TASK TO COMPLETE :: Copy each line below that has "sublabel".

(Data records for software interfaces)
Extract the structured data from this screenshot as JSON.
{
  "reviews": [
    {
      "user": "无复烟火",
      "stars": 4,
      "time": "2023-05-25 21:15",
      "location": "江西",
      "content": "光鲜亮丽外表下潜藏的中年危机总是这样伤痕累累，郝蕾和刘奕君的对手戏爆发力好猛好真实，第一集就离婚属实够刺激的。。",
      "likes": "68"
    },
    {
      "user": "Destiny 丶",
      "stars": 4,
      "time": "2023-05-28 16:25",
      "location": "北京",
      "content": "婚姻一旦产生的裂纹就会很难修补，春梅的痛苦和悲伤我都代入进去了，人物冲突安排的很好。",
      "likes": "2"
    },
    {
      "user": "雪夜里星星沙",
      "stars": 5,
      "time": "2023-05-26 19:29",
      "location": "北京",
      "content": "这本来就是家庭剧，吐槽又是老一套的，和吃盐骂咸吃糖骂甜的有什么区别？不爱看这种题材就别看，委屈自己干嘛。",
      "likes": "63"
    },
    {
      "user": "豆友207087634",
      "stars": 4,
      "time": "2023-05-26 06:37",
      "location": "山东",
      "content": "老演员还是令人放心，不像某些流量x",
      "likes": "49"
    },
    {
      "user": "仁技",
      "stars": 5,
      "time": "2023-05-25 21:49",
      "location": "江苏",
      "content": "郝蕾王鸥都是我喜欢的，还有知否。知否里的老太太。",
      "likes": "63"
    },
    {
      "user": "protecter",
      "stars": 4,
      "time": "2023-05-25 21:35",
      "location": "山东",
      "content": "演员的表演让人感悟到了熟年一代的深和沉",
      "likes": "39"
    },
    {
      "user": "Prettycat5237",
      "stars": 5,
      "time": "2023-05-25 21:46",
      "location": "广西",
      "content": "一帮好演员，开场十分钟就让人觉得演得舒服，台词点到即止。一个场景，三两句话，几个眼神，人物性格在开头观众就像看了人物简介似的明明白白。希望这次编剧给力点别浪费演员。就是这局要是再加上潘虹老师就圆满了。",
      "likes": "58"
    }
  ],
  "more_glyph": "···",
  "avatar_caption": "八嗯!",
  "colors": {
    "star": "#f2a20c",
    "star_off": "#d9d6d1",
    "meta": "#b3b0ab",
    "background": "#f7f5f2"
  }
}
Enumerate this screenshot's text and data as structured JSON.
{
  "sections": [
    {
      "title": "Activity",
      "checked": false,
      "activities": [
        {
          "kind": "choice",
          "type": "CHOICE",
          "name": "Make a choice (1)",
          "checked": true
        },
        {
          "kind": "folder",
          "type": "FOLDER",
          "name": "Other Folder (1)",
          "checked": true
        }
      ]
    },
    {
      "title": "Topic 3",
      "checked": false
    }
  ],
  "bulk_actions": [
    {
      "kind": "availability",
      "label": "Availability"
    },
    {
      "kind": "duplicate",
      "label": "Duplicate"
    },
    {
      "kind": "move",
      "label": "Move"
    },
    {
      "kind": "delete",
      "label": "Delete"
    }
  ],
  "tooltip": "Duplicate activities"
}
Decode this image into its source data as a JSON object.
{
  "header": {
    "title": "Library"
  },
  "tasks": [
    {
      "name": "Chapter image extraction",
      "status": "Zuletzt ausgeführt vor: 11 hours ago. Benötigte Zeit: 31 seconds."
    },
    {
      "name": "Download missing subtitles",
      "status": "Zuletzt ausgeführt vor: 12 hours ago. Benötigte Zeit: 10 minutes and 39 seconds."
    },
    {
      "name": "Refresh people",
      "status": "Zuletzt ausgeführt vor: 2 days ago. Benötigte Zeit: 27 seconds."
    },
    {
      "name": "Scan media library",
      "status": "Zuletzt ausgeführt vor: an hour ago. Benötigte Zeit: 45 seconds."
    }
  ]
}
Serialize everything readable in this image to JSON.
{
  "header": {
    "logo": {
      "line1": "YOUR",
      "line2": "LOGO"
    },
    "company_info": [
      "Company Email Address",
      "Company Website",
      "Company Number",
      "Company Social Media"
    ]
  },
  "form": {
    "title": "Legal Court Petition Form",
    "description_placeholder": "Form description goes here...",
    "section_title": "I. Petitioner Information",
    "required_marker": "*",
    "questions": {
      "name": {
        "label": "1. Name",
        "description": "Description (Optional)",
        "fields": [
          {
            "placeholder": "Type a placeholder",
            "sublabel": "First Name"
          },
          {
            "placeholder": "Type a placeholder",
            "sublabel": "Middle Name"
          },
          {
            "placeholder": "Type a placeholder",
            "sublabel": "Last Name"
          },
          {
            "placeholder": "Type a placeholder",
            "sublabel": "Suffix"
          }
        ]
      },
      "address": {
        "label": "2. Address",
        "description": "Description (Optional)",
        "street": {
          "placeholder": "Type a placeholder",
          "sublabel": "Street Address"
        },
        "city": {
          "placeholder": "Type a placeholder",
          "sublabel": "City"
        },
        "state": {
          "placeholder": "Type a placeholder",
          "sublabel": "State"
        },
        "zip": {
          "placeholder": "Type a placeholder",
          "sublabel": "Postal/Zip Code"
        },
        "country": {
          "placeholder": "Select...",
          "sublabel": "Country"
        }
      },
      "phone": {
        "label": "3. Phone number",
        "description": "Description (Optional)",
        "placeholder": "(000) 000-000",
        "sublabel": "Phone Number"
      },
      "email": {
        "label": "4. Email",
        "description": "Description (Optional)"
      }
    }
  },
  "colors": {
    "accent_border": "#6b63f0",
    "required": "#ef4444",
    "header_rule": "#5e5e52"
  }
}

OUTPUT OF THE EXERCISE ::
            "sublabel": "First Name"
            "sublabel": "Middle Name"
            "sublabel": "Last Name"
            "sublabel": "Suffix"
          "sublabel": "Street Address"
          "sublabel": "City"
          "sublabel": "State"
          "sublabel": "Postal/Zip Code"
          "sublabel": "Country"
        "sublabel": "Phone Number"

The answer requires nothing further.